There are several benefits in defining non-aggregate join indexes with outer joins:
- Unmatched rows are preserved.
These rows allow the join index to satisfy queries with fewer join conditions than those used to generate the index.
- Outer table row scans can provide the same performance benefits as a single-table join index.
For example, the Optimizer can choose to scan the outer table rows of a join index to satisfy a query that only references the outer table provided that a join index scan would be more high-performing than scanning the base table or redistributing rows.
Redefined Join Index
The following example changes the previous join index example (see Defining a Simple Join Index on a Binary Join Result) to use an Outer Join in the join index definition.
CREATE JOIN INDEX OrdCustIdx AS SELECT (o_custkey,c_name) , (o_status,o_date,o_comment) FROM orders LEFT JOIN customer ON o_custkey=c_custkey;
Materialized Join Index
The resulting join index rows would be the following (where the ? character indicates a null).
|Fixed Part||Repeated Part|
With the join index defined in this way, the following query could be resolved using just the join index, without having to scan the base tables.
SELECT o_status, o_date, o_comment FROM orders;

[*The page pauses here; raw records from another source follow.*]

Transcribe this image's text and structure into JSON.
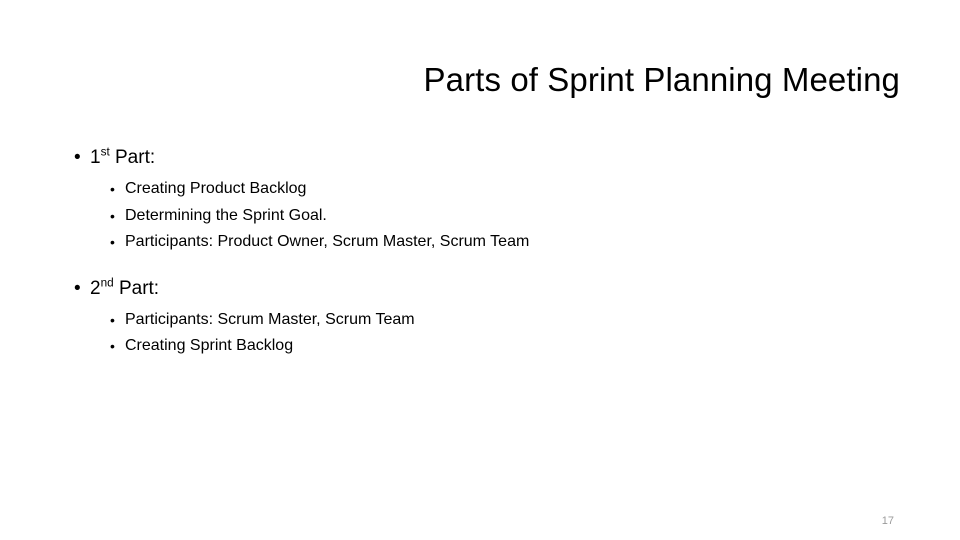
{
  "slide": {
    "title": "Parts of Sprint Planning Meeting",
    "page_number": "17",
    "background_color": "#ffffff",
    "text_color": "#000000",
    "page_number_color": "#9b9b9b",
    "bullet_glyph_level1": "•",
    "bullet_glyph_level2": "•",
    "sections": [
      {
        "heading_number": "1",
        "heading_ordinal_suffix": "st",
        "heading_rest": " Part:",
        "items": [
          "Creating Product Backlog",
          "Determining the Sprint Goal.",
          "Participants: Product Owner, Scrum Master, Scrum Team"
        ]
      },
      {
        "heading_number": "2",
        "heading_ordinal_suffix": "nd",
        "heading_rest": " Part:",
        "items": [
          "Participants: Scrum Master, Scrum Team",
          "Creating Sprint Backlog"
        ]
      }
    ]
  }
}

In this particular case, it is more efficient to access the join index than it is to access the orders base table. This is true whenever the cost of scanning the join index is less than the cost of scanning the orders table. The Optimizer evaluates both access methods, choosing the more efficient, less costly of the two for its query plan.